*Extracted information*:
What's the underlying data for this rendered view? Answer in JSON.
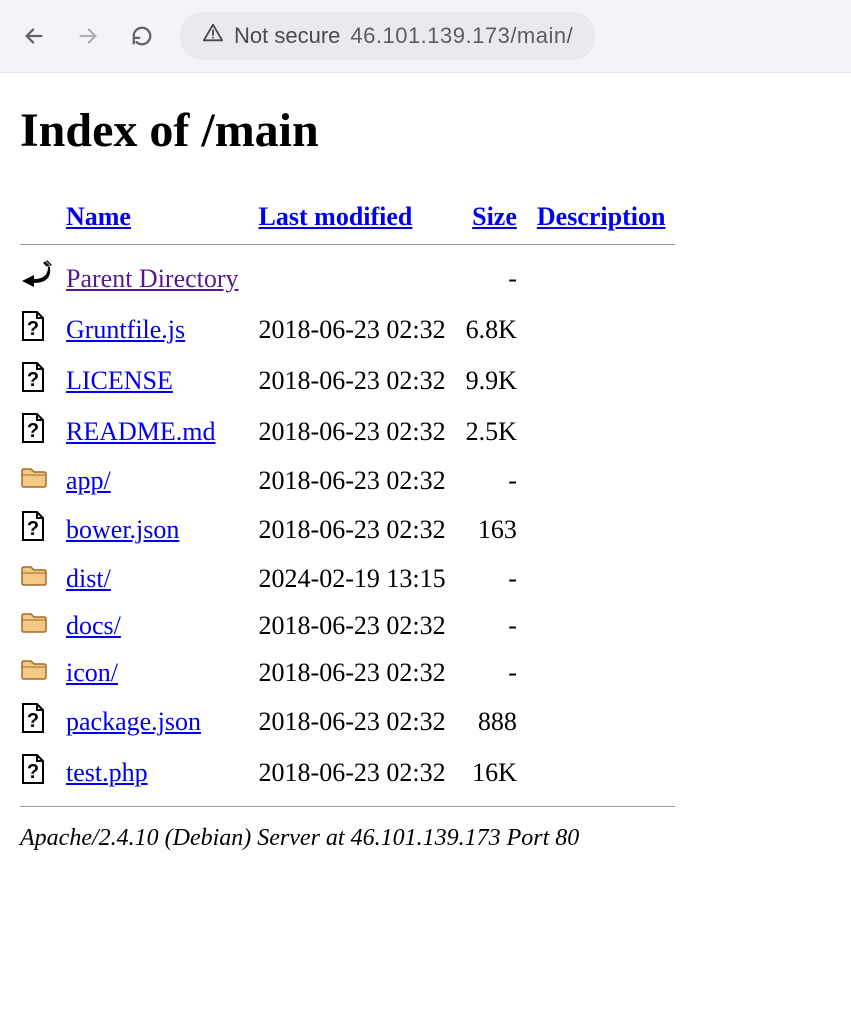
{
  "browser": {
    "not_secure_label": "Not secure",
    "url": "46.101.139.173/main/"
  },
  "page_title": "Index of /main",
  "columns": {
    "name": "Name",
    "last_modified": "Last modified",
    "size": "Size",
    "description": "Description"
  },
  "rows": [
    {
      "icon": "back",
      "name": "Parent Directory",
      "visited": true,
      "modified": "",
      "size": "-"
    },
    {
      "icon": "unknown",
      "name": "Gruntfile.js",
      "visited": false,
      "modified": "2018-06-23 02:32",
      "size": "6.8K"
    },
    {
      "icon": "unknown",
      "name": "LICENSE",
      "visited": false,
      "modified": "2018-06-23 02:32",
      "size": "9.9K"
    },
    {
      "icon": "unknown",
      "name": "README.md",
      "visited": false,
      "modified": "2018-06-23 02:32",
      "size": "2.5K"
    },
    {
      "icon": "folder",
      "name": "app/",
      "visited": false,
      "modified": "2018-06-23 02:32",
      "size": "-"
    },
    {
      "icon": "unknown",
      "name": "bower.json",
      "visited": false,
      "modified": "2018-06-23 02:32",
      "size": "163"
    },
    {
      "icon": "folder",
      "name": "dist/",
      "visited": false,
      "modified": "2024-02-19 13:15",
      "size": "-"
    },
    {
      "icon": "folder",
      "name": "docs/",
      "visited": false,
      "modified": "2018-06-23 02:32",
      "size": "-"
    },
    {
      "icon": "folder",
      "name": "icon/",
      "visited": false,
      "modified": "2018-06-23 02:32",
      "size": "-"
    },
    {
      "icon": "unknown",
      "name": "package.json",
      "visited": false,
      "modified": "2018-06-23 02:32",
      "size": "888"
    },
    {
      "icon": "unknown",
      "name": "test.php",
      "visited": false,
      "modified": "2018-06-23 02:32",
      "size": "16K"
    }
  ],
  "footer": "Apache/2.4.10 (Debian) Server at 46.101.139.173 Port 80"
}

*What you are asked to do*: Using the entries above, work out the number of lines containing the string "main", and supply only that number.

*Reply*: 2